_WHAT IS EXPECTED_
A faithful copy of the entire listing is what is needed.

=== Begin Enclosure ===

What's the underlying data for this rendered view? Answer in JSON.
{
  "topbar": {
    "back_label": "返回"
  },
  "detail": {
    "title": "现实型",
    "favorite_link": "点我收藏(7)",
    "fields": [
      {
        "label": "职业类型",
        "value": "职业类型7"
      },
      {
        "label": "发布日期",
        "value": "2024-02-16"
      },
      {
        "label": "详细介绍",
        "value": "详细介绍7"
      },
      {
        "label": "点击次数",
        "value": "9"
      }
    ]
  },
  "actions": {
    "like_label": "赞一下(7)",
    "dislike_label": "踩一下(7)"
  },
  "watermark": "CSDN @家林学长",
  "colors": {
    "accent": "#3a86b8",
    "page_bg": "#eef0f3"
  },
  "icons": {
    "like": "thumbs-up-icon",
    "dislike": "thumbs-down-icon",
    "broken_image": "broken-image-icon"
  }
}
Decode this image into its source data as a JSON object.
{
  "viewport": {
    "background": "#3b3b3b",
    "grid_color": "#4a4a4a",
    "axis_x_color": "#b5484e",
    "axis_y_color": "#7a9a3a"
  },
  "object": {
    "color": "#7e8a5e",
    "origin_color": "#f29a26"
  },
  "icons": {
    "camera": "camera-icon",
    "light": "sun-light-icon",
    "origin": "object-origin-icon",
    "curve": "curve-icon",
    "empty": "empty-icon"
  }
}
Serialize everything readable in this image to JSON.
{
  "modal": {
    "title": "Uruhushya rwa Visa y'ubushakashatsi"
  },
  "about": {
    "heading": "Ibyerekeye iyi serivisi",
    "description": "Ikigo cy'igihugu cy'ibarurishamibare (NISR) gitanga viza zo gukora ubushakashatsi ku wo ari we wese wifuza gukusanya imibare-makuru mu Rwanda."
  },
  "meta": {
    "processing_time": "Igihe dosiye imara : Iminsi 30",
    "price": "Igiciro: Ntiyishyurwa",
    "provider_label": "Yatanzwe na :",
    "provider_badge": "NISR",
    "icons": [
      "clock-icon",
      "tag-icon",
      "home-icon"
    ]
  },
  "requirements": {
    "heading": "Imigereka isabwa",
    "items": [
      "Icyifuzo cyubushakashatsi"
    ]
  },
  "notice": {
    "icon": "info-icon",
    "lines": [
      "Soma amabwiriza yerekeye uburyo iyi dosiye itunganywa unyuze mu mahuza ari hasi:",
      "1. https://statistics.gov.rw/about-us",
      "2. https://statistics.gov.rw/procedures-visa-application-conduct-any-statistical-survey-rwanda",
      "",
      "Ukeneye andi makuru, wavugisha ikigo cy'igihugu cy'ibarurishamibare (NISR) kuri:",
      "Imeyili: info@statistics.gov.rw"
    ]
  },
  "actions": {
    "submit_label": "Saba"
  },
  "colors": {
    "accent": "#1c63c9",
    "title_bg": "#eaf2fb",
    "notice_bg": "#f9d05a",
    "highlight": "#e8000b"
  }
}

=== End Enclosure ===

_REPLY_
What's the underlying data for this rendered view? Answer in JSON.
{
  "topbar": {
    "back_label": "返回"
  },
  "detail": {
    "title": "现实型",
    "favorite_link": "点我收藏(7)",
    "fields": [
      {
        "label": "职业类型",
        "value": "职业类型7"
      },
      {
        "label": "发布日期",
        "value": "2024-02-16"
      },
      {
        "label": "详细介绍",
        "value": "详细介绍7"
      },
      {
        "label": "点击次数",
        "value": "9"
      }
    ]
  },
  "actions": {
    "like_label": "赞一下(7)",
    "dislike_label": "踩一下(7)"
  },
  "watermark": "CSDN @家林学长",
  "colors": {
    "accent": "#3a86b8",
    "page_bg": "#eef0f3"
  },
  "icons": {
    "like": "thumbs-up-icon",
    "dislike": "thumbs-down-icon",
    "broken_image": "broken-image-icon"
  }
}
Decode this image into its source data as a JSON object.
{
  "viewport": {
    "background": "#3b3b3b",
    "grid_color": "#4a4a4a",
    "axis_x_color": "#b5484e",
    "axis_y_color": "#7a9a3a"
  },
  "object": {
    "color": "#7e8a5e",
    "origin_color": "#f29a26"
  },
  "icons": {
    "camera": "camera-icon",
    "light": "sun-light-icon",
    "origin": "object-origin-icon",
    "curve": "curve-icon",
    "empty": "empty-icon"
  }
}
Serialize everything readable in this image to JSON.
{
  "modal": {
    "title": "Uruhushya rwa Visa y'ubushakashatsi"
  },
  "about": {
    "heading": "Ibyerekeye iyi serivisi",
    "description": "Ikigo cy'igihugu cy'ibarurishamibare (NISR) gitanga viza zo gukora ubushakashatsi ku wo ari we wese wifuza gukusanya imibare-makuru mu Rwanda."
  },
  "meta": {
    "processing_time": "Igihe dosiye imara : Iminsi 30",
    "price": "Igiciro: Ntiyishyurwa",
    "provider_label": "Yatanzwe na :",
    "provider_badge": "NISR",
    "icons": [
      "clock-icon",
      "tag-icon",
      "home-icon"
    ]
  },
  "requirements": {
    "heading": "Imigereka isabwa",
    "items": [
      "Icyifuzo cyubushakashatsi"
    ]
  },
  "notice": {
    "icon": "info-icon",
    "lines": [
      "Soma amabwiriza yerekeye uburyo iyi dosiye itunganywa unyuze mu mahuza ari hasi:",
      "1. https://statistics.gov.rw/about-us",
      "2. https://statistics.gov.rw/procedures-visa-application-conduct-any-statistical-survey-rwanda",
      "",
      "Ukeneye andi makuru, wavugisha ikigo cy'igihugu cy'ibarurishamibare (NISR) kuri:",
      "Imeyili: info@statistics.gov.rw"
    ]
  },
  "actions": {
    "submit_label": "Saba"
  },
  "colors": {
    "accent": "#1c63c9",
    "title_bg": "#eaf2fb",
    "notice_bg": "#f9d05a",
    "highlight": "#e8000b"
  }
}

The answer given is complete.